"Try farting in front of your lover; the louder the better, and if s/he dumps you, send me a prayer. A love taken by a fart, better be gone by the fart.'' ---Lotus
The spiritual quest can be overwhelming, dangerously so, and hence we need acts of balance. In the first stage of stopping the current of life and becoming a detached observer, i.e., the mindfulness practices, the balancing act centers around paying attention to small matters. As it says in the ``Ghost Dog" movie, take small matters seriously and grave issues lightly, or something to the effect.
In the second stage of opening the heart, i.e., the heartfulness practices, the danger of becoming too self-indulgent crystallizes in the extreme, almost unbearable, pain of a broken heart. The balancing act here is to develop a healthy sense of humor. The beauty is in the balance. Without love, humor turns into mockery and humiliation. Without humor, love becomes grave and deadly.
That is why in Hafez poems, the idea of a "RIND" (رند), a rogue lover, is so important. A "RIND" has a few defining characteristic. First and foremost, he is a lover. He is ready to set his livelihood on fire. Second, he has a sharp sense of humor.

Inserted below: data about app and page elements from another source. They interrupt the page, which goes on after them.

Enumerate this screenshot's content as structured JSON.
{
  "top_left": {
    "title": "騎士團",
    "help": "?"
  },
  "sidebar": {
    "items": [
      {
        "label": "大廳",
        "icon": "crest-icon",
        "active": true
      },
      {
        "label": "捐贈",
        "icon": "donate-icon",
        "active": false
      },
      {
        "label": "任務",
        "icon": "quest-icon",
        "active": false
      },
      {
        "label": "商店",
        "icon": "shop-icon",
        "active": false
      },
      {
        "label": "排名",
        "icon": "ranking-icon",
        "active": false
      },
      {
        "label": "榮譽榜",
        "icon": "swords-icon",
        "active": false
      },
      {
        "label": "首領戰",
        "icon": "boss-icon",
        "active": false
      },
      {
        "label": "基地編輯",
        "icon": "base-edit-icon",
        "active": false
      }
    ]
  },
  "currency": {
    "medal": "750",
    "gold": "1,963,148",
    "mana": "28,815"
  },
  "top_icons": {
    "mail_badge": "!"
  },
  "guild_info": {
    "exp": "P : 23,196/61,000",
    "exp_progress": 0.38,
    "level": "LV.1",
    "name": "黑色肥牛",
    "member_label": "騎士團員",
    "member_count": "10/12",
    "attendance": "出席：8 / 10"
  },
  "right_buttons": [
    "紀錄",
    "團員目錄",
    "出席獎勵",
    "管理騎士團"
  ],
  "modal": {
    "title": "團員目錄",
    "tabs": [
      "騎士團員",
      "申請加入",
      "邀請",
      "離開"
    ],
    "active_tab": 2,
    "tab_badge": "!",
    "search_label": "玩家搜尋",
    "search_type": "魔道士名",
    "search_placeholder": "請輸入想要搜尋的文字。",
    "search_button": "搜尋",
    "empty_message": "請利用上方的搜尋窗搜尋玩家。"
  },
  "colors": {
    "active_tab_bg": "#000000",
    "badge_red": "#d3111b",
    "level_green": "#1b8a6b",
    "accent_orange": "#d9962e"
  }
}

He sees the irony in his own imperfections and flaws while trying to achieve something much bigger than himself. Therefore, he is humble and takes grave matters with a grain of salt.
In terms of practices, my last night experience with bad love poems was enlightening. You can always do things a little imperfectly, tolerate imperfection, be compassionate about it but ultimately laugh at it. As long as you have love in your heart, humor won't offend anyone, and if it does, you won't feel bad about it. "Farting in front of your lover" is definitely a good exercise. Liberating. Remember love as the balancing act of humor. If you fart in front of strangers, you run the risk of offending them, except when your love mixes with your fart and hopefully mellow their heart toward your natural imperfections. Good luck!